(Entries taken from a collection)
· · · · · · ·
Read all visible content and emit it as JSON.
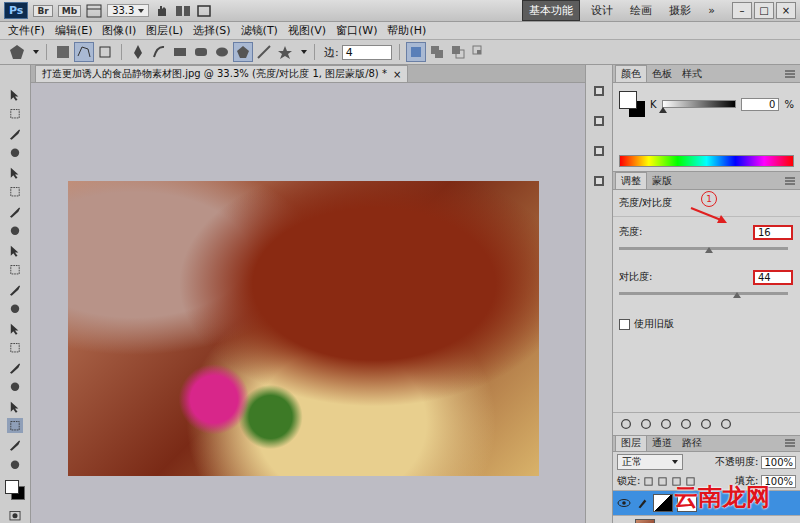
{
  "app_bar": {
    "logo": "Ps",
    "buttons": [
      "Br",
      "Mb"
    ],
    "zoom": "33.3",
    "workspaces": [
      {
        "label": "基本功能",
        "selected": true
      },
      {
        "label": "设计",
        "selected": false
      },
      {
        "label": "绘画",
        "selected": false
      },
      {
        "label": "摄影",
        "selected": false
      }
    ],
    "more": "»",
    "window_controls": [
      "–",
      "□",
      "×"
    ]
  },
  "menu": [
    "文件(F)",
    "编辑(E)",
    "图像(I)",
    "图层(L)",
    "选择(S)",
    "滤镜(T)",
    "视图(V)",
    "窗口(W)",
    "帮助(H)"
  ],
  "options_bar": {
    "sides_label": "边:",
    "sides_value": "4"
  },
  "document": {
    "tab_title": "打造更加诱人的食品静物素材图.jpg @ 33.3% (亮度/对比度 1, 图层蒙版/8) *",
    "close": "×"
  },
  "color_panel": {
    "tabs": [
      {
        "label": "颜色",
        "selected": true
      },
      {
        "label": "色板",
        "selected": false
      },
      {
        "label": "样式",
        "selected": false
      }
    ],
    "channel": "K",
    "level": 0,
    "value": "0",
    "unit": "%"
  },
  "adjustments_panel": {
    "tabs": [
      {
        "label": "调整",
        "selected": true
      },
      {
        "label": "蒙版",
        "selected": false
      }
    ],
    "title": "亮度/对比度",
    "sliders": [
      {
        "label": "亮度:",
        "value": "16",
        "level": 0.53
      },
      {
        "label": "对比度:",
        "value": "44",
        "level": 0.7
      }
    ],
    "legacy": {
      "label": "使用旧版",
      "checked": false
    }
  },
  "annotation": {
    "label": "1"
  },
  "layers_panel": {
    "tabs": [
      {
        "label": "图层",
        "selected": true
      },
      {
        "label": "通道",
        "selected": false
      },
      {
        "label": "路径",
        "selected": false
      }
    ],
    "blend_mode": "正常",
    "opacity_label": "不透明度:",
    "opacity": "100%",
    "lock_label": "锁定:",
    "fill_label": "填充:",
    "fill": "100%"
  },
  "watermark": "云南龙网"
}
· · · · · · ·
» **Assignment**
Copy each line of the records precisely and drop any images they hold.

» **Output below**
Read all visible content and emit it as JSON.
{
  "app_bar": {
    "logo": "Ps",
    "buttons": [
      "Br",
      "Mb"
    ],
    "zoom": "33.3",
    "workspaces": [
      {
        "label": "基本功能",
        "selected": true
      },
      {
        "label": "设计",
        "selected": false
      },
      {
        "label": "绘画",
        "selected": false
      },
      {
        "label": "摄影",
        "selected": false
      }
    ],
    "more": "»",
    "window_controls": [
      "–",
      "□",
      "×"
    ]
  },
  "menu": [
    "文件(F)",
    "编辑(E)",
    "图像(I)",
    "图层(L)",
    "选择(S)",
    "滤镜(T)",
    "视图(V)",
    "窗口(W)",
    "帮助(H)"
  ],
  "options_bar": {
    "sides_label": "边:",
    "sides_value": "4"
  },
  "document": {
    "tab_title": "打造更加诱人的食品静物素材图.jpg @ 33.3% (亮度/对比度 1, 图层蒙版/8) *",
    "close": "×"
  },
  "color_panel": {
    "tabs": [
      {
        "label": "颜色",
        "selected": true
      },
      {
        "label": "色板",
        "selected": false
      },
      {
        "label": "样式",
        "selected": false
      }
    ],
    "channel": "K",
    "level": 0,
    "value": "0",
    "unit": "%"
  },
  "adjustments_panel": {
    "tabs": [
      {
        "label": "调整",
        "selected": true
      },
      {
        "label": "蒙版",
        "selected": false
      }
    ],
    "title": "亮度/对比度",
    "sliders": [
      {
        "label": "亮度:",
        "value": "16",
        "level": 0.53
      },
      {
        "label": "对比度:",
        "value": "44",
        "level": 0.7
      }
    ],
    "legacy": {
      "label": "使用旧版",
      "checked": false
    }
  },
  "annotation": {
    "label": "1"
  },
  "layers_panel": {
    "tabs": [
      {
        "label": "图层",
        "selected": true
      },
      {
        "label": "通道",
        "selected": false
      },
      {
        "label": "路径",
        "selected": false
      }
    ],
    "blend_mode": "正常",
    "opacity_label": "不透明度:",
    "opacity": "100%",
    "lock_label": "锁定:",
    "fill_label": "填充:",
    "fill": "100%"
  },
  "watermark": "云南龙网"
}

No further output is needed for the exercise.